Installing R

Go to and download a current stable version of R for your platform. Run the installer, accepting all defaults.

Installing R-Studio

Go to and download RStudio Desktop edition for your platform. Install it using defaults. The R-Studio is an integrated development environment for R but you need to install R separately first! The R-Studio will automatically detect latest R that you have and, in case you have several versions of R installed, you will be able to alter that choice via Tools / Global Options… menu.

I will explain the necessary details on using R-Studio throughout the seminar but the official cheatsheet is an excellent, compact, and up-to-date source of information. In fact, R Studio has numerous cheatsheets that describe individual packages in a compact form.

Installing RTools

If you are using Windows, you might need Rtools for building and running some packages. You do not need to install it at the beginning, but if you will need it later, just following the link above, download the latest Rtools version, run the installer using the defaults and follow the instructions on that page to put Rtools on the PATH!

Installing packages

The real power of R lies in a vast community-driven family of packages suitable for any occasion. The default repository used by R and R-Studio is The Comprehensive R Archive Network (a.k.a. CRAN). It has very strict requirements for submitted packages, which makes it very annoying for the authors but ensures high quality for you. We will use CRAN as a sole source of packages. However, there are alternatives, such as Bioconductor that might have a package that is missing on CRAN. The Bioconductor relies on its own package manager, so you will need to consult the latest manual on their website.

To install a CRAN package you have two alternatives: via command line function or via R-Studio package manager interface (which will call the function for you). In the former case, go to Console tab and type install.packages("package-name"), for example install.packages("tidyverse"), and press Enter.

Alternatively, go to Packages tab, click on Install button, enter a package name in the window (it has autocomplete to help you), and press Install.

Sometimes, R will ask whether you want to install packages from source. In this case, it will grab the source code and compile the package, which takes time and requires RTools. In most cases, you can say “No” to install a pre-build binary version. The binary version will be slightly outdated but the emphasis is on slightly.

On other occasions, R-Studio will suggest restarting R Session as packages that need to be updated in use. You can do that but, in my experience, this could become a repetitive experience if one of the packages is used R Studio itself (so it starts it in a new session, realizes that it is in use, suggests to restart the session, etc.) My solution is to close all R Studio windows and use R directly. For Windows, you can find it the Start Menu, just make sure that you are using the correct version. Then, I use install.packages() to install and update everything I need.

0.1 Minimal setup of R-Studio

A big advantage of R-Studio is that it comes as a turn-key solution with reasonable default settings. However, there is one convinience feature that I strongly recommend turning off: automatic storing and saving of the workspace. Go to Tool / Global Options… and in General setting tab unselect “Restore .RData into workspace at startup” and set “Save workspace to .RData on exit:” to Never.

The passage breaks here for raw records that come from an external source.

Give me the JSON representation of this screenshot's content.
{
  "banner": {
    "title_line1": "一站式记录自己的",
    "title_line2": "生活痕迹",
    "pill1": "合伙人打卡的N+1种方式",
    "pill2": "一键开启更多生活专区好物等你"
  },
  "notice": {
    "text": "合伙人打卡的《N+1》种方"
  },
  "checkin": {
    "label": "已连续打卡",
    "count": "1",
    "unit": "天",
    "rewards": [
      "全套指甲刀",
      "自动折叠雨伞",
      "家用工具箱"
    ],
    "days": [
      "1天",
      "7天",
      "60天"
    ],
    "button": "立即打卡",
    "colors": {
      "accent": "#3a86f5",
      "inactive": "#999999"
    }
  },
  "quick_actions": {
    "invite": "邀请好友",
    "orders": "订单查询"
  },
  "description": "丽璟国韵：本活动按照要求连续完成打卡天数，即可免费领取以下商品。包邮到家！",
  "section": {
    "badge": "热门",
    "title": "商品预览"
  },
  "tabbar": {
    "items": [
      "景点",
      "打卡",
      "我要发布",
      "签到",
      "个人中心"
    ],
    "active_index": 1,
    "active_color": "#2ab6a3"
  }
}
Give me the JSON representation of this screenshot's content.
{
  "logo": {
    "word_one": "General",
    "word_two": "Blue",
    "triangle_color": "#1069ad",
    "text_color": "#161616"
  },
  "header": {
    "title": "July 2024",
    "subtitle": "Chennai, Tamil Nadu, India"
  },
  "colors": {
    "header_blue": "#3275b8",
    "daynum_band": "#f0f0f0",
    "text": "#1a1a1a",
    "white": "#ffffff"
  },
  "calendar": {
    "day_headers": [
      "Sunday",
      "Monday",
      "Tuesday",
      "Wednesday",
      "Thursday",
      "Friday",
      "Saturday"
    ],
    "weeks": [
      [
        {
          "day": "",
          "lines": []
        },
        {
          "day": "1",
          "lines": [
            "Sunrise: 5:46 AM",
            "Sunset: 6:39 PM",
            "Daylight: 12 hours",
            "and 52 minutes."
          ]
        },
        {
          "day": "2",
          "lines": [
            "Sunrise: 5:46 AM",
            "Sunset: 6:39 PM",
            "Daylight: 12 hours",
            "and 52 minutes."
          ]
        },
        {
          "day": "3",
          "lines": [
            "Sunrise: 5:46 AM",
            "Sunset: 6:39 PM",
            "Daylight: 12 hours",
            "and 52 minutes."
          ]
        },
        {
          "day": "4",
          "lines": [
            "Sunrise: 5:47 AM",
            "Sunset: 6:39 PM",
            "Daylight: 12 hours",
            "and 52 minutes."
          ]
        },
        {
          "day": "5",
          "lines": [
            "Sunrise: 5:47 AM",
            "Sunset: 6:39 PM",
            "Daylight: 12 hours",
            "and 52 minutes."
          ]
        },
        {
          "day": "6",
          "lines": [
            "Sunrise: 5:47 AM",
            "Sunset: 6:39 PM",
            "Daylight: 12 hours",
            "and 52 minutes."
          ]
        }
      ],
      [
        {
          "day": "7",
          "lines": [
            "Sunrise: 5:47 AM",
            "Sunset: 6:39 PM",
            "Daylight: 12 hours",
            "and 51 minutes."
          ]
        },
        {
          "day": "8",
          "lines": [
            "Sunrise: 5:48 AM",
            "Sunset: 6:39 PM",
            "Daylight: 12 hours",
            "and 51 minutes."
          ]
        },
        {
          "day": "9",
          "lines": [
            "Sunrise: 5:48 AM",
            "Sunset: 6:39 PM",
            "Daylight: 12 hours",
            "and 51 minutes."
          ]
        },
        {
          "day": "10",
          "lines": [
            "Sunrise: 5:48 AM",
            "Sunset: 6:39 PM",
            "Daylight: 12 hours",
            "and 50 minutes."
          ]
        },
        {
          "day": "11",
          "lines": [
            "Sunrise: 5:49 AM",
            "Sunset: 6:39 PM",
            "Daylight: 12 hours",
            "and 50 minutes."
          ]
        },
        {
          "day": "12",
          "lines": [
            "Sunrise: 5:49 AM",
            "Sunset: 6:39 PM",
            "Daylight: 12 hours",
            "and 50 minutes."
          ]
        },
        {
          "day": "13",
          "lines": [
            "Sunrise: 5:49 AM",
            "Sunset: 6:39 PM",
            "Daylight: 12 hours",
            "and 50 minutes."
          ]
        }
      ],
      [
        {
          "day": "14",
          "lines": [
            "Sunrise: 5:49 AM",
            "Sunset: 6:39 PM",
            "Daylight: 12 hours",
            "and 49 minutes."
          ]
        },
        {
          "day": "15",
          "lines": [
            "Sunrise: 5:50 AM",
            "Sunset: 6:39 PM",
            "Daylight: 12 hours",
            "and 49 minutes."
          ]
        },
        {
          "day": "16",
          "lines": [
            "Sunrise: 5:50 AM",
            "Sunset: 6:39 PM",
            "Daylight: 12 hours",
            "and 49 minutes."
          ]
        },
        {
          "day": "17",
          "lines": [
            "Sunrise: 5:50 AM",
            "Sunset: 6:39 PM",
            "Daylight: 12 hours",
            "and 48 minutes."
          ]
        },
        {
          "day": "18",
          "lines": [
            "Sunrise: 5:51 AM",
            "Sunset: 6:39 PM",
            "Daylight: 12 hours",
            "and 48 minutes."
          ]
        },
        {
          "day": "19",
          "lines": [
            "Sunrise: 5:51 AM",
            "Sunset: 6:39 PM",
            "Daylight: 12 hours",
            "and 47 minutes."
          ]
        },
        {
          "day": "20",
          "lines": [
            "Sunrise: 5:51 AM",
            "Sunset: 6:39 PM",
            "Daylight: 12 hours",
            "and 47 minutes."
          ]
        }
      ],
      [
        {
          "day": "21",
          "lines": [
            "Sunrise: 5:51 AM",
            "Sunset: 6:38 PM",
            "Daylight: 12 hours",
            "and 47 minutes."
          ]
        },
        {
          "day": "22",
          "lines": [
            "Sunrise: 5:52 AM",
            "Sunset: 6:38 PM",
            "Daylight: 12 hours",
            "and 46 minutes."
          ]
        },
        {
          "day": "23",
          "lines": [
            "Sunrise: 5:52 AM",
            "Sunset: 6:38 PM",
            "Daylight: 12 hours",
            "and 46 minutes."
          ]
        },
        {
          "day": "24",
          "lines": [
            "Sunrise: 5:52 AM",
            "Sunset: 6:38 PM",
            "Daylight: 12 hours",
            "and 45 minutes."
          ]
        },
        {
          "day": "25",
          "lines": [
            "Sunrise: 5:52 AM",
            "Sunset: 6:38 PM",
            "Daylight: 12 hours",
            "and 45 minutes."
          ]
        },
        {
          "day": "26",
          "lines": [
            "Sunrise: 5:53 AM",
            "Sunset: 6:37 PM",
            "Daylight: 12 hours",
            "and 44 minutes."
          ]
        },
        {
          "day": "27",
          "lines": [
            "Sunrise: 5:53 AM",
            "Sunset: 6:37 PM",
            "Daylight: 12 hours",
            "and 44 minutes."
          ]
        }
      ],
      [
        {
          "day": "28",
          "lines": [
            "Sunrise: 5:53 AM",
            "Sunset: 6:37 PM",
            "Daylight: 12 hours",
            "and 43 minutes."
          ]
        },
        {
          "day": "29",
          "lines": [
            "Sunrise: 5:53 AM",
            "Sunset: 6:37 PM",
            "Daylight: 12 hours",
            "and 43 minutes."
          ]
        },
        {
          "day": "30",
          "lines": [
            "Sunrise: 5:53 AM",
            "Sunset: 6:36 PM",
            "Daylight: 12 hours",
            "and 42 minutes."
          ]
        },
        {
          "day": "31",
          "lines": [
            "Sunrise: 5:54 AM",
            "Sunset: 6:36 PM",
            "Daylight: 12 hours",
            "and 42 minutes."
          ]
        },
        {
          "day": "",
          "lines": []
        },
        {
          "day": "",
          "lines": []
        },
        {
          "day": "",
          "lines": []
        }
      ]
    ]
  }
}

The feature that you just turned off sounds great on paper: When it is enabled the entire workspace (state of the program) is saved and automatically restored when you start RStudio again. Very convenient, as you start off at the same state, with same loaded libraries and variables/tables/functions as you have left. However, in my experience, the price you pay is that you may no longer remember how did you get to that state, as it is common to try out things while writing and editing the analysis. This leaves libraries that are loaded (but not explicitly in the code), variables created or modified by hand (with no trace of this in the program), etc. So while things will continue to work on your computer, same notebook or code will fail on a different one. And debugging problems like these is one of the toughest cases taking me ages to solve every time I make a mistake like that. The price you pay is that all the computation must be repeated but the advantage of it is that it gives you another opportunity to check that analysis works as it should and your previous results were not a fluke.

Minimal set of packages

Please install the following packages:

  • tidyverse : includes packages from data creation (tibble), reading (readr), wrangling (dplyr, tidyr), plotting (ggplot2). Plus type specific packages (stringr for strings, forcats for factors) and functional programming (purrr).
  • rmarkdown : package for working with RMarkdown notebooks, which will we use to create reproducible analysis.
  • fs : file system utilities.

Keeping R and packages up-to-date

R and packages are getting constantly improved, so it is a good idea to regularly update them. For packages, you can use Tools / Check for Packages Updates… menu in R-Studio. On Windows, to update R and, optionally, packages, you can use installr package that can install newest R (but it keeps old version!) optionally copying your entire library of packages, updating packages, etc. It is easy to use even in R itself, as it creates an extra menu to make interface simpler. For R-Studio itself, use Help / Check for Updates menu and install a newer version, if it is available (it is generally a good idea to keep your R-Studio in the newest state).